▶ **How to complete this task**: Line by line, set down the records exactly as they appear below.

*** Opening of Supplied data ***

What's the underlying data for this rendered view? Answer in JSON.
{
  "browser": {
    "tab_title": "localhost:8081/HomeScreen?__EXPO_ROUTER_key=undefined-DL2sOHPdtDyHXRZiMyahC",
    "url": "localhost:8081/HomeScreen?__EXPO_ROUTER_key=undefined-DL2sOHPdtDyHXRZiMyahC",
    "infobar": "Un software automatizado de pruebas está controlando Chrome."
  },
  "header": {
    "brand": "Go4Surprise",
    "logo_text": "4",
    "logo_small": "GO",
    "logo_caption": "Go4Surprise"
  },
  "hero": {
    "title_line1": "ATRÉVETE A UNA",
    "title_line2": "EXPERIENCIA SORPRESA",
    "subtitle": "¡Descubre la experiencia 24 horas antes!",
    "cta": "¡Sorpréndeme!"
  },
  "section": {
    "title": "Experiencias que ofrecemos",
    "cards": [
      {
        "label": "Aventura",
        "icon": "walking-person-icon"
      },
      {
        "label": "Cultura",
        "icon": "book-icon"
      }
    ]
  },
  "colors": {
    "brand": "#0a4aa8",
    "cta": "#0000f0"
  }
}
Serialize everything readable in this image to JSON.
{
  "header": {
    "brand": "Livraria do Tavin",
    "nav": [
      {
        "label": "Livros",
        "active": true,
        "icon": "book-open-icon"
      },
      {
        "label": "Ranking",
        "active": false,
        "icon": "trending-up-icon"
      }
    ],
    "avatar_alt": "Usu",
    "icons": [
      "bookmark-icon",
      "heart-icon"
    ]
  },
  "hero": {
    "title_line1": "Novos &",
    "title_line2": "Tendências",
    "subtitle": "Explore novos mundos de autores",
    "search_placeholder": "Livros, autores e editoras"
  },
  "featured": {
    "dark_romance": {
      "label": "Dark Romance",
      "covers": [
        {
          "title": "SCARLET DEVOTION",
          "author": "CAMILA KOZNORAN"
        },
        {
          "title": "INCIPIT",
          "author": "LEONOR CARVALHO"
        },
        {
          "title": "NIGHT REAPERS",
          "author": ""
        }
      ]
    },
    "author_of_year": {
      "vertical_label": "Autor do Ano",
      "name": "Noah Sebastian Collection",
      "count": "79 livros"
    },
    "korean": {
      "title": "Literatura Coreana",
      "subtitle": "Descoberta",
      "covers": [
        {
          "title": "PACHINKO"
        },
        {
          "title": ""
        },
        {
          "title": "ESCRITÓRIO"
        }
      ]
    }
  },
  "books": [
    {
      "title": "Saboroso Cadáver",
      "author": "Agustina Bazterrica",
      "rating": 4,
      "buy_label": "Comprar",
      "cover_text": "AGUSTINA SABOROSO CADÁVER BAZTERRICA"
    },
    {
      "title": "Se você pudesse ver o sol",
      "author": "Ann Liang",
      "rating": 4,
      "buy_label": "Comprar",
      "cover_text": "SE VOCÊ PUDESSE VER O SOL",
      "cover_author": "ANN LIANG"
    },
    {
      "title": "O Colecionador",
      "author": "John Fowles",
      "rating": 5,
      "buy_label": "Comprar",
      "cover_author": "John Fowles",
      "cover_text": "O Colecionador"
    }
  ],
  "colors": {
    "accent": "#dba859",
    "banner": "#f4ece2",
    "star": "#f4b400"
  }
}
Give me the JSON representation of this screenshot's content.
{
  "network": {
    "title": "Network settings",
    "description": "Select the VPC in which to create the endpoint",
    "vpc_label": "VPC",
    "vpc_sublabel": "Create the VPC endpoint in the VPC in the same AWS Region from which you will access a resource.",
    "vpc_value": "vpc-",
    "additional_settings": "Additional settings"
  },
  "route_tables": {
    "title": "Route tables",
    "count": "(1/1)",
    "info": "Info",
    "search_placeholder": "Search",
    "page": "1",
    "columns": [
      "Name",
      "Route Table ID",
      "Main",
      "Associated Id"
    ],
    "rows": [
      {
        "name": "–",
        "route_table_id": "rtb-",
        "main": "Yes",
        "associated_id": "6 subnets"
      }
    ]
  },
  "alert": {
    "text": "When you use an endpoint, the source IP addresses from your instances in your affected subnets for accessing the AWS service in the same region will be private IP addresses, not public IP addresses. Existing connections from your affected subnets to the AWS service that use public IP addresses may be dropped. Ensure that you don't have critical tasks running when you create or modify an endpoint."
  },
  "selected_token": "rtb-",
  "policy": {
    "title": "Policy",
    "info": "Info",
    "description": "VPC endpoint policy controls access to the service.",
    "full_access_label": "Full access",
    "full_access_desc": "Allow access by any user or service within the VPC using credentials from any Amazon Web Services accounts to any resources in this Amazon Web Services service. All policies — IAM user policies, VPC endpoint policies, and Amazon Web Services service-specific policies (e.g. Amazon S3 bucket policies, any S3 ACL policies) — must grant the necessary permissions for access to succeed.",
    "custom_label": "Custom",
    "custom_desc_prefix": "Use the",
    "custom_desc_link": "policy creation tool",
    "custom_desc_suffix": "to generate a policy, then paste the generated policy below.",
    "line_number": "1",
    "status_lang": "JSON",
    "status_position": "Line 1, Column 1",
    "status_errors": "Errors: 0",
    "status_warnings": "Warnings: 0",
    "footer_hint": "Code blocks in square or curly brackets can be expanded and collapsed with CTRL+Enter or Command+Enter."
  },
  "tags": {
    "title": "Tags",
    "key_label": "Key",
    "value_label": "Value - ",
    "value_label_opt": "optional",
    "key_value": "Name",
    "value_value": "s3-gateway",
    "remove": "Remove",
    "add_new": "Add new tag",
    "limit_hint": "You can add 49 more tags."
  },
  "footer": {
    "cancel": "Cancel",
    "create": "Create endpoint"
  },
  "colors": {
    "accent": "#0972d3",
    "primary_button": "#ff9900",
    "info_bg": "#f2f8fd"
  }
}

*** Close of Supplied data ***

▶ **Exercise output**:
What's the underlying data for this rendered view? Answer in JSON.
{
  "browser": {
    "tab_title": "localhost:8081/HomeScreen?__EXPO_ROUTER_key=undefined-DL2sOHPdtDyHXRZiMyahC",
    "url": "localhost:8081/HomeScreen?__EXPO_ROUTER_key=undefined-DL2sOHPdtDyHXRZiMyahC",
    "infobar": "Un software automatizado de pruebas está controlando Chrome."
  },
  "header": {
    "brand": "Go4Surprise",
    "logo_text": "4",
    "logo_small": "GO",
    "logo_caption": "Go4Surprise"
  },
  "hero": {
    "title_line1": "ATRÉVETE A UNA",
    "title_line2": "EXPERIENCIA SORPRESA",
    "subtitle": "¡Descubre la experiencia 24 horas antes!",
    "cta": "¡Sorpréndeme!"
  },
  "section": {
    "title": "Experiencias que ofrecemos",
    "cards": [
      {
        "label": "Aventura",
        "icon": "walking-person-icon"
      },
      {
        "label": "Cultura",
        "icon": "book-icon"
      }
    ]
  },
  "colors": {
    "brand": "#0a4aa8",
    "cta": "#0000f0"
  }
}
Serialize everything readable in this image to JSON.
{
  "header": {
    "brand": "Livraria do Tavin",
    "nav": [
      {
        "label": "Livros",
        "active": true,
        "icon": "book-open-icon"
      },
      {
        "label": "Ranking",
        "active": false,
        "icon": "trending-up-icon"
      }
    ],
    "avatar_alt": "Usu",
    "icons": [
      "bookmark-icon",
      "heart-icon"
    ]
  },
  "hero": {
    "title_line1": "Novos &",
    "title_line2": "Tendências",
    "subtitle": "Explore novos mundos de autores",
    "search_placeholder": "Livros, autores e editoras"
  },
  "featured": {
    "dark_romance": {
      "label": "Dark Romance",
      "covers": [
        {
          "title": "SCARLET DEVOTION",
          "author": "CAMILA KOZNORAN"
        },
        {
          "title": "INCIPIT",
          "author": "LEONOR CARVALHO"
        },
        {
          "title": "NIGHT REAPERS",
          "author": ""
        }
      ]
    },
    "author_of_year": {
      "vertical_label": "Autor do Ano",
      "name": "Noah Sebastian Collection",
      "count": "79 livros"
    },
    "korean": {
      "title": "Literatura Coreana",
      "subtitle": "Descoberta",
      "covers": [
        {
          "title": "PACHINKO"
        },
        {
          "title": ""
        },
        {
          "title": "ESCRITÓRIO"
        }
      ]
    }
  },
  "books": [
    {
      "title": "Saboroso Cadáver",
      "author": "Agustina Bazterrica",
      "rating": 4,
      "buy_label": "Comprar",
      "cover_text": "AGUSTINA SABOROSO CADÁVER BAZTERRICA"
    },
    {
      "title": "Se você pudesse ver o sol",
      "author": "Ann Liang",
      "rating": 4,
      "buy_label": "Comprar",
      "cover_text": "SE VOCÊ PUDESSE VER O SOL",
      "cover_author": "ANN LIANG"
    },
    {
      "title": "O Colecionador",
      "author": "John Fowles",
      "rating": 5,
      "buy_label": "Comprar",
      "cover_author": "John Fowles",
      "cover_text": "O Colecionador"
    }
  ],
  "colors": {
    "accent": "#dba859",
    "banner": "#f4ece2",
    "star": "#f4b400"
  }
}
Give me the JSON representation of this screenshot's content.
{
  "network": {
    "title": "Network settings",
    "description": "Select the VPC in which to create the endpoint",
    "vpc_label": "VPC",
    "vpc_sublabel": "Create the VPC endpoint in the VPC in the same AWS Region from which you will access a resource.",
    "vpc_value": "vpc-",
    "additional_settings": "Additional settings"
  },
  "route_tables": {
    "title": "Route tables",
    "count": "(1/1)",
    "info": "Info",
    "search_placeholder": "Search",
    "page": "1",
    "columns": [
      "Name",
      "Route Table ID",
      "Main",
      "Associated Id"
    ],
    "rows": [
      {
        "name": "–",
        "route_table_id": "rtb-",
        "main": "Yes",
        "associated_id": "6 subnets"
      }
    ]
  },
  "alert": {
    "text": "When you use an endpoint, the source IP addresses from your instances in your affected subnets for accessing the AWS service in the same region will be private IP addresses, not public IP addresses. Existing connections from your affected subnets to the AWS service that use public IP addresses may be dropped. Ensure that you don't have critical tasks running when you create or modify an endpoint."
  },
  "selected_token": "rtb-",
  "policy": {
    "title": "Policy",
    "info": "Info",
    "description": "VPC endpoint policy controls access to the service.",
    "full_access_label": "Full access",
    "full_access_desc": "Allow access by any user or service within the VPC using credentials from any Amazon Web Services accounts to any resources in this Amazon Web Services service. All policies — IAM user policies, VPC endpoint policies, and Amazon Web Services service-specific policies (e.g. Amazon S3 bucket policies, any S3 ACL policies) — must grant the necessary permissions for access to succeed.",
    "custom_label": "Custom",
    "custom_desc_prefix": "Use the",
    "custom_desc_link": "policy creation tool",
    "custom_desc_suffix": "to generate a policy, then paste the generated policy below.",
    "line_number": "1",
    "status_lang": "JSON",
    "status_position": "Line 1, Column 1",
    "status_errors": "Errors: 0",
    "status_warnings": "Warnings: 0",
    "footer_hint": "Code blocks in square or curly brackets can be expanded and collapsed with CTRL+Enter or Command+Enter."
  },
  "tags": {
    "title": "Tags",
    "key_label": "Key",
    "value_label": "Value - ",
    "value_label_opt": "optional",
    "key_value": "Name",
    "value_value": "s3-gateway",
    "remove": "Remove",
    "add_new": "Add new tag",
    "limit_hint": "You can add 49 more tags."
  },
  "footer": {
    "cancel": "Cancel",
    "create": "Create endpoint"
  },
  "colors": {
    "accent": "#0972d3",
    "primary_button": "#ff9900",
    "info_bg": "#f2f8fd"
  }
}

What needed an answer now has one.